┌──
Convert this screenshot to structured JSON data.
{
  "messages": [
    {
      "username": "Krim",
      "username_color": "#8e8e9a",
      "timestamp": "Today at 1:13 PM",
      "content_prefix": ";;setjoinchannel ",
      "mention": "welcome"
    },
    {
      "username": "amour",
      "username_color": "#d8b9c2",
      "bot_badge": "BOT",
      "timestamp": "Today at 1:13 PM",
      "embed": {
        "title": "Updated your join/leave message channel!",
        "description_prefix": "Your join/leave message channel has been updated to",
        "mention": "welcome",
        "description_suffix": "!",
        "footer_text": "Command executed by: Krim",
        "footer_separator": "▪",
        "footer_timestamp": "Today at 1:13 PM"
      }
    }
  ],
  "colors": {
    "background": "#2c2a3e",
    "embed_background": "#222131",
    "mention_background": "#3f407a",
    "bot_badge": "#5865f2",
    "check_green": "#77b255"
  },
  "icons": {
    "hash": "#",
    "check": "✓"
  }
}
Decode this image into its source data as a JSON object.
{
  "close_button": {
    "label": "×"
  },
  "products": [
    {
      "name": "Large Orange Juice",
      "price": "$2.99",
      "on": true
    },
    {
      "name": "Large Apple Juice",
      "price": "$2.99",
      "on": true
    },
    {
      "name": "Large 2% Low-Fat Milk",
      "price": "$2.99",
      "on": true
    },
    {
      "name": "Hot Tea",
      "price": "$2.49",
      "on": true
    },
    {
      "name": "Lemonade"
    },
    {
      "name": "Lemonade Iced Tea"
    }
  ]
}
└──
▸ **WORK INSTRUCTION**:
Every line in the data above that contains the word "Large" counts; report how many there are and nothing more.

▸ **ANSWER**:
3